Once my first book came out — the short story collection Wifeshopping, published in 2008 by Houghton Mifflin Harcourt — I decided look for tenure track work so I could rise through the ranks and feed those mouths a little better. South Dakota State offered me a chance to teach what I loved, and it has worked out pretty well. The fact that there aren’t many distractions here means I’ve had tons of time to develop as a writer. The downside is isolation. You can probably fit the serious, actively publishing fiction people within an hour of me into a booth at a diner. It’s nothing like the kind of community I see developing in Denver — with the Lighthouse Writers Workshop, for instance — and I’m jealous. I try to stay in touch with the Colorado scene so people will remember me when I come back.

What are you looking forward to most in coming home to Colorado? What's first on your to-do list when you come back to Denver?

I used to have an easy answer for this: go the Le Central for moules frites. But sadly, Le Central is gone. My kids are fourteen and twelve and essentially growing up in rural America, so every time we’re back home we find a way to get lost in Denver so they have a sense of what urban environments mean and how to appreciate them. There’s enough going on that we can often simply wander around and bump into things. One time we stumbled onto the Cherry Blossom Festival at Sakura Square, and last winter we hit up Osaka Ramen in Five Points and soaked in the murals in the alleys.
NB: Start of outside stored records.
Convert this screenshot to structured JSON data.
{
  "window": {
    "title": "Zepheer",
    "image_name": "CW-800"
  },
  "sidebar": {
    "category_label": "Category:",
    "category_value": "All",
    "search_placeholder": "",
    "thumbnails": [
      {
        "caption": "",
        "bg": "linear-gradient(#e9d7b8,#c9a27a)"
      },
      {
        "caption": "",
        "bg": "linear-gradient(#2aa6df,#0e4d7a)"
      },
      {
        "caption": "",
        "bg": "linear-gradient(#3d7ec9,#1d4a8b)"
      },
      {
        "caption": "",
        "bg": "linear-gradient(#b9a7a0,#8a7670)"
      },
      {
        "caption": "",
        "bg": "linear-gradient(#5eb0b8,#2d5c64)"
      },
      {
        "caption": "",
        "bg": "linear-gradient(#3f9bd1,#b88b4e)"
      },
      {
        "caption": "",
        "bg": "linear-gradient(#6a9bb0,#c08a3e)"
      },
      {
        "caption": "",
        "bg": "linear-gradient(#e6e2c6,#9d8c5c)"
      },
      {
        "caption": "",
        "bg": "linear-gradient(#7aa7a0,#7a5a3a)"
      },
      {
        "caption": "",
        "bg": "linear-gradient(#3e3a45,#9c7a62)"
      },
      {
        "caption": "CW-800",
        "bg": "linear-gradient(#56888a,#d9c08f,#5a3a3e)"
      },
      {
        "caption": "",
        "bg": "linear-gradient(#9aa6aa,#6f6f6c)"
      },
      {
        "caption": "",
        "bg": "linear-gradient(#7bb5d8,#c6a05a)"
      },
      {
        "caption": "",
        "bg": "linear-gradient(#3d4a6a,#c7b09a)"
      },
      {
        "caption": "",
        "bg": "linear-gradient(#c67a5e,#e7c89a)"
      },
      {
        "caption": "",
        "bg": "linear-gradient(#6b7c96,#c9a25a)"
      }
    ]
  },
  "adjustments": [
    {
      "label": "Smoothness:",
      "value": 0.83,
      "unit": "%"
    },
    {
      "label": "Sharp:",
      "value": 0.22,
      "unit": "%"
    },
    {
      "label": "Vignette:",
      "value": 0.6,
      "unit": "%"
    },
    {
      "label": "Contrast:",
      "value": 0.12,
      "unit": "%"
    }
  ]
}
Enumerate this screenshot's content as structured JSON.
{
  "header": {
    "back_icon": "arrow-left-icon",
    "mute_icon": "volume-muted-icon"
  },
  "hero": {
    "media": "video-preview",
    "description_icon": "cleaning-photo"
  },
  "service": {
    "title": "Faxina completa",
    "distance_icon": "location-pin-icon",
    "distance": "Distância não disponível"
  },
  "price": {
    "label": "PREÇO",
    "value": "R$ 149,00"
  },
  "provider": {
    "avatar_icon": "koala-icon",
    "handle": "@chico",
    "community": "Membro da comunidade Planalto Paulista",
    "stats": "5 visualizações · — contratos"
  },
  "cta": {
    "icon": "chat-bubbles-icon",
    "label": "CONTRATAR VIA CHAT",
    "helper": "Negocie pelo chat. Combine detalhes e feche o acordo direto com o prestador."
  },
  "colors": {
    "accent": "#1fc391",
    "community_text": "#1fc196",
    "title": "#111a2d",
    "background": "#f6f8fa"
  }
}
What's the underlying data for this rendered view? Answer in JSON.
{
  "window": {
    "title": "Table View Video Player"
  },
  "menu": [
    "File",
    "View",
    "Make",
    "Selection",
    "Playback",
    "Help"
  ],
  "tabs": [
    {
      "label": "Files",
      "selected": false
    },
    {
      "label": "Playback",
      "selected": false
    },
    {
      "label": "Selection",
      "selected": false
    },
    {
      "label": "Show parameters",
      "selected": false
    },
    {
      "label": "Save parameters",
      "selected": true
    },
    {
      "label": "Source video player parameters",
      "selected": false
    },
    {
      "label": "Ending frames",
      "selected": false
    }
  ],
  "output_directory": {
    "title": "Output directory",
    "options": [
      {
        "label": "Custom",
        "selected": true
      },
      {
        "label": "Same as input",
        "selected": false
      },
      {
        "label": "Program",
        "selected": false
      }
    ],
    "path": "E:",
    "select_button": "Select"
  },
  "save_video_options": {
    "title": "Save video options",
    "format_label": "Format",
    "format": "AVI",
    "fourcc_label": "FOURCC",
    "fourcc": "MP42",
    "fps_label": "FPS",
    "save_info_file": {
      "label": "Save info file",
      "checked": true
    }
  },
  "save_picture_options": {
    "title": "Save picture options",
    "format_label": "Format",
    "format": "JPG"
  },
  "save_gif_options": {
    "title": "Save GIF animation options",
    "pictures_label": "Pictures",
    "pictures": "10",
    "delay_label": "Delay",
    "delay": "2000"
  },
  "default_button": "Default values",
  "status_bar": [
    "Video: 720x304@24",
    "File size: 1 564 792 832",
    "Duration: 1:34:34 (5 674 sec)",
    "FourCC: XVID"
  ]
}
I like to swing by my old neighborhoods on Capitol Hill — 13th and Marion, 7th and Penn — to remember my bachelor days. Call me crazy, but I like to drive down Colfax — it’s the most urban thing for seven or eight hundred miles in any direction. It’s a huge pleasure for me to sink myself in among all kinds of different people on the street. Denver wasn’t that way when I first got to Colorado in the 1970s, but it sure is now. So when we’re back home, we’re always looking for a bit of that vibe to take back with us.

Steven WIngate will read from his new novel, Of Fathers and Fire, at 7:30 p.m. Tuesday, July 2, at the Boulder Book Store,1107 Pearl Street in Boulder. Admission is $5, but includes a $5 voucher you can use toward any purchase at the store that day. Find out more at